Meaning: Where there is a right there is a remedy.
The principle of this maxim has been at all times recognised in this country. Probably, in former times, it was more looked to as a guide than at present, inasmuch as the remedies provided by the law- were not then so numerous, nor so well understood or applied in redressing grievances, and first principles had to be more regarded in the recognition of an evil, and the finding a suitable remedy.
At the present day, however, remedies seem to be in advance of rights, and the Legislature seems to anticipate defects by its numerous and comprehensive enactments ; but still the maxim exists, and is ready, when necessary, to supply every defect and lend its aid to redress every wrong.
Though the remedy here alluded to may be said to apply to all possible abuse of right by wrong, by whomsoever and from whatever cause arising, it may, however, be more particularly said to apply to all those cases where the common or statute law gives a right, or prohibits a wrong ; and generally, whether or not any actual damage has arisen from violation of the right.
It must be borne in mind, that the right alluded to is one in contemplation of law, and not what any one chooses to think or to call a right, and therefore, if A. have a house, built within twenty years, and B., in digging out the foundation for an adjoining house, cause injury to the house of A., A. has no remedy for the injury so done to his house ; for, by law he had not acquired a right as against the owner of the adjoining land to prevent him so digging out such foundation ; though probably A. might, in such case, think it hard' that his house should be injured by no act of his own, and that therefore his right had been invaded, and that there ought to be some remedy for him in such a case. As this maxim shows that there is no right without a remedy, so there are others which show that where there is such right, the law will provide the remedy ; as, “ Lex semper dabit remedium ;” and also, that where the law gives anything it gives the means also of obtaining it : L'ou le ley done chose, la ceo done remedie a vener a ceo“. It has been said that redress for injuries is the right of every Englishman. The words of Magna Carta, spoken in the person of the King ; who, in judgment of law, says Sir Ed. Coke, is always present in all his courts repeating them, are these, ” Nulli vendemus, nulli negabimus, aut differimus rectum vel justitiam“ and therefore, every subject for injury done to him in bonis, in terris, vel persona, by any other subject without exception, may take his remedy by course of law, and have justice and right for the injury done to him, freely without sale, fully without denial, and speedily without delay.

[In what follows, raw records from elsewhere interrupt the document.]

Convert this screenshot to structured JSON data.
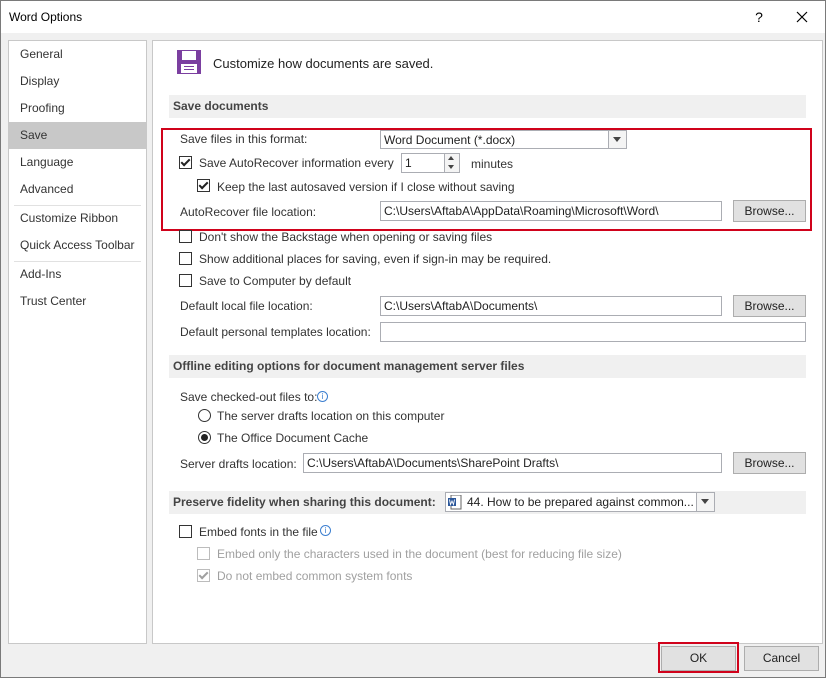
{
  "window": {
    "title": "Word Options",
    "help_glyph": "?"
  },
  "sidebar": {
    "items": [
      {
        "label": "General"
      },
      {
        "label": "Display"
      },
      {
        "label": "Proofing"
      },
      {
        "label": "Save"
      },
      {
        "label": "Language"
      },
      {
        "label": "Advanced"
      },
      {
        "label": "Customize Ribbon"
      },
      {
        "label": "Quick Access Toolbar"
      },
      {
        "label": "Add-Ins"
      },
      {
        "label": "Trust Center"
      }
    ],
    "active": "Save"
  },
  "header": {
    "title": "Customize how documents are saved."
  },
  "save_documents": {
    "section_title": "Save documents",
    "format_label": "Save files in this format:",
    "format_value": "Word Document (*.docx)",
    "autorecover_label": "Save AutoRecover information every",
    "autorecover_minutes": "1",
    "minutes_label": "minutes",
    "keep_last_label": "Keep the last autosaved version if I close without saving",
    "autorecover_location_label": "AutoRecover file location:",
    "autorecover_location_value": "C:\\Users\\AftabA\\AppData\\Roaming\\Microsoft\\Word\\",
    "browse_label": "Browse...",
    "dont_show_backstage_label": "Don't show the Backstage when opening or saving files",
    "show_additional_places_label": "Show additional places for saving, even if sign-in may be required.",
    "save_to_computer_label": "Save to Computer by default",
    "default_local_label": "Default local file location:",
    "default_local_value": "C:\\Users\\AftabA\\Documents\\",
    "default_templates_label": "Default personal templates location:",
    "default_templates_value": ""
  },
  "offline": {
    "section_title": "Offline editing options for document management server files",
    "checked_out_label": "Save checked-out files to:",
    "radio_server_label": "The server drafts location on this computer",
    "radio_cache_label": "The Office Document Cache",
    "server_drafts_label": "Server drafts location:",
    "server_drafts_value": "C:\\Users\\AftabA\\Documents\\SharePoint Drafts\\",
    "browse_label": "Browse..."
  },
  "fidelity": {
    "section_title": "Preserve fidelity when sharing this document:",
    "document_value": "44. How to be prepared against common...",
    "embed_fonts_label": "Embed fonts in the file",
    "embed_only_label": "Embed only the characters used in the document (best for reducing file size)",
    "do_not_embed_label": "Do not embed common system fonts"
  },
  "footer": {
    "ok_label": "OK",
    "cancel_label": "Cancel"
  },
  "colors": {
    "highlight_border": "#d0021b",
    "accent_icon": "#7b3fa0",
    "info_icon": "#3c7fd0"
  }
}
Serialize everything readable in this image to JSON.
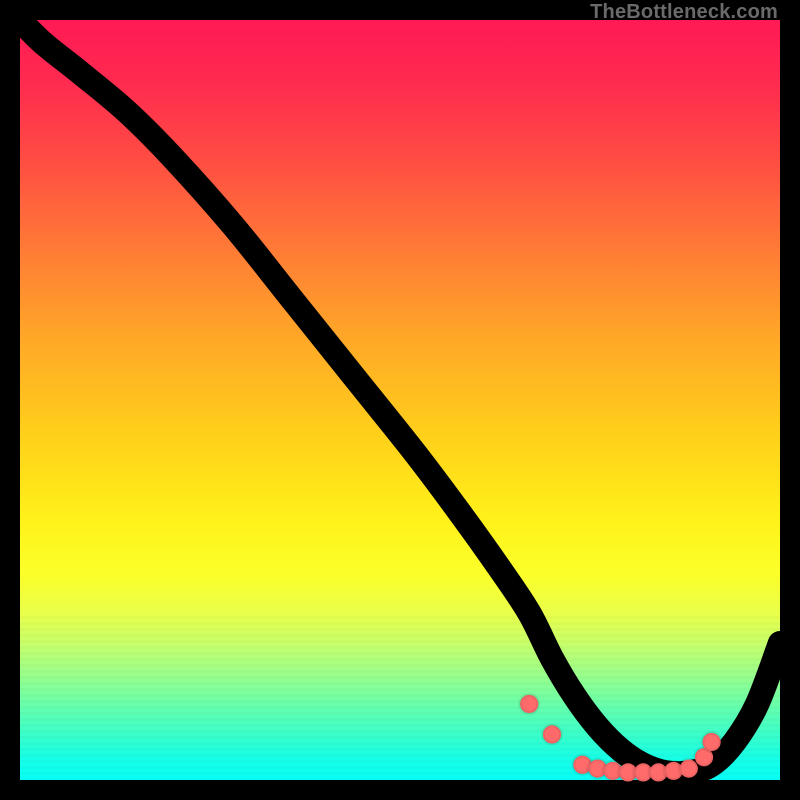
{
  "watermark": "TheBottleneck.com",
  "chart_data": {
    "type": "line",
    "title": "",
    "xlabel": "",
    "ylabel": "",
    "xlim": [
      0,
      100
    ],
    "ylim": [
      0,
      100
    ],
    "series": [
      {
        "name": "curve",
        "x": [
          0,
          3,
          8,
          14,
          20,
          28,
          36,
          44,
          52,
          58,
          63,
          67,
          70,
          73,
          76,
          79,
          82,
          85,
          88,
          91,
          94,
          97,
          100
        ],
        "y": [
          100,
          97,
          93,
          88,
          82,
          73,
          63,
          53,
          43,
          35,
          28,
          22,
          16,
          11,
          7,
          4,
          2,
          1,
          1,
          2,
          5,
          10,
          18
        ]
      }
    ],
    "markers": {
      "name": "highlight-dots",
      "x": [
        67,
        70,
        74,
        76,
        78,
        80,
        82,
        84,
        86,
        88,
        90,
        91
      ],
      "y": [
        10,
        6,
        2,
        1.5,
        1.2,
        1.0,
        1.0,
        1.0,
        1.2,
        1.5,
        3,
        5
      ]
    },
    "background": {
      "type": "vertical-gradient",
      "stops": [
        {
          "pos": 0.0,
          "color": "#ff1a55"
        },
        {
          "pos": 0.3,
          "color": "#ff7a36"
        },
        {
          "pos": 0.55,
          "color": "#ffd11a"
        },
        {
          "pos": 0.73,
          "color": "#fbff2a"
        },
        {
          "pos": 0.9,
          "color": "#6affaa"
        },
        {
          "pos": 1.0,
          "color": "#08fff6"
        }
      ]
    }
  }
}
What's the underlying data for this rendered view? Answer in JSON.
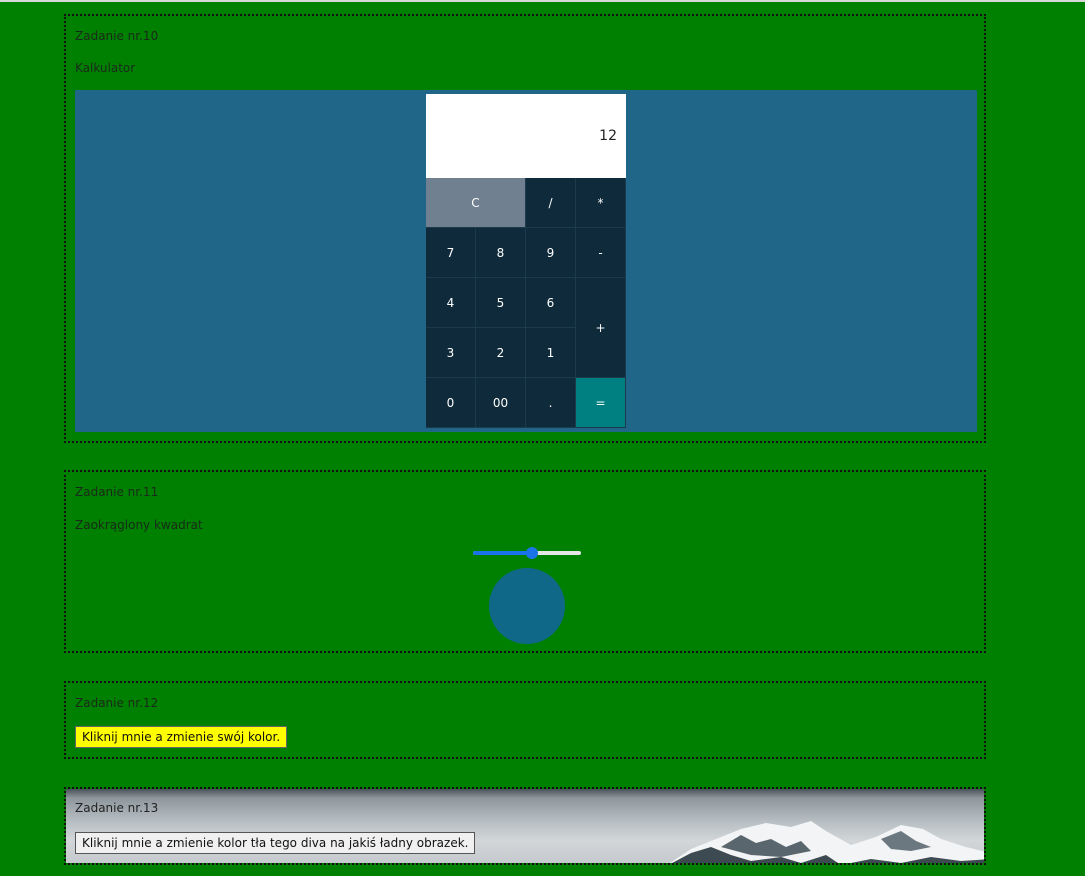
{
  "tasks": {
    "t10": {
      "title": "Zadanie nr.10",
      "subtitle": "Kalkulator"
    },
    "t11": {
      "title": "Zadanie nr.11",
      "subtitle": "Zaokrąglony kwadrat"
    },
    "t12": {
      "title": "Zadanie nr.12",
      "button": "Kliknij mnie a zmienie swój kolor."
    },
    "t13": {
      "title": "Zadanie nr.13",
      "button": "Kliknij mnie a zmienie kolor tła tego diva na jakiś ładny obrazek."
    }
  },
  "calculator": {
    "display": "12",
    "keys": {
      "clear": "C",
      "divide": "/",
      "multiply": "*",
      "k7": "7",
      "k8": "8",
      "k9": "9",
      "minus": "-",
      "k4": "4",
      "k5": "5",
      "k6": "6",
      "plus": "+",
      "k3": "3",
      "k2": "2",
      "k1": "1",
      "k0": "0",
      "k00": "00",
      "dot": ".",
      "equals": "="
    }
  },
  "slider": {
    "value": 0.55
  },
  "colors": {
    "page_bg": "#008000",
    "calc_area": "#206688",
    "key_bg": "#0f2a3a",
    "clear_bg": "#708090",
    "equals_bg": "#008080",
    "circle": "#106888",
    "button12_bg": "#ffff00"
  }
}
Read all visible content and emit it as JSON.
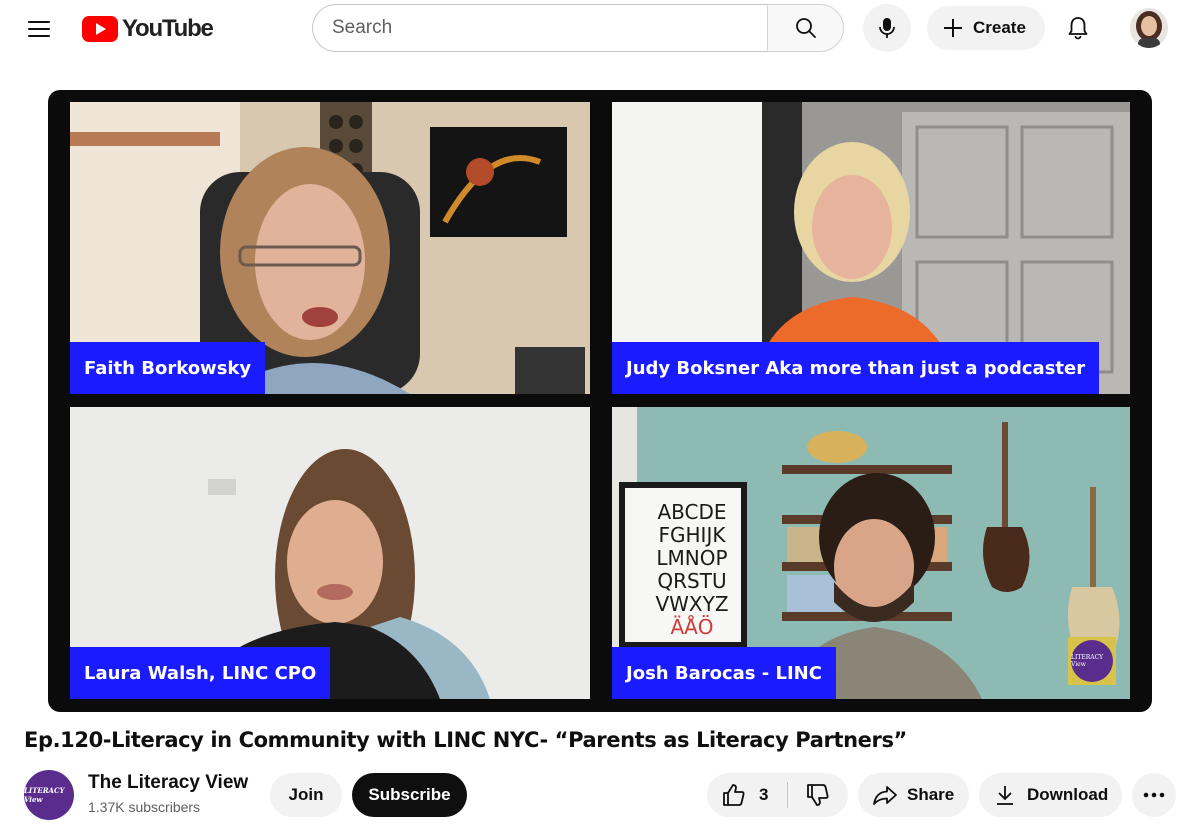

It is also said, that by possibility there might be a wrong decision in the House of Lords, which would be a wrong without a remedy, for from that tribunal there is no appeal. Our criminal law, in those cases which are without appeal, may also be considered as affording another instance of the apparent in application of the maxim. And so our County Courts in those cases in which there is no appeal from the decision of the judge, and in like cases in all other courts, as well superior as inferior. And so it is with all authorities and powers exercising an arbitrary or strict legal authority without reference to the particular circumstances of each case ; but as the instances just given are not wrongs in contemplation of law, they probably cannot be said to contravene the maxim.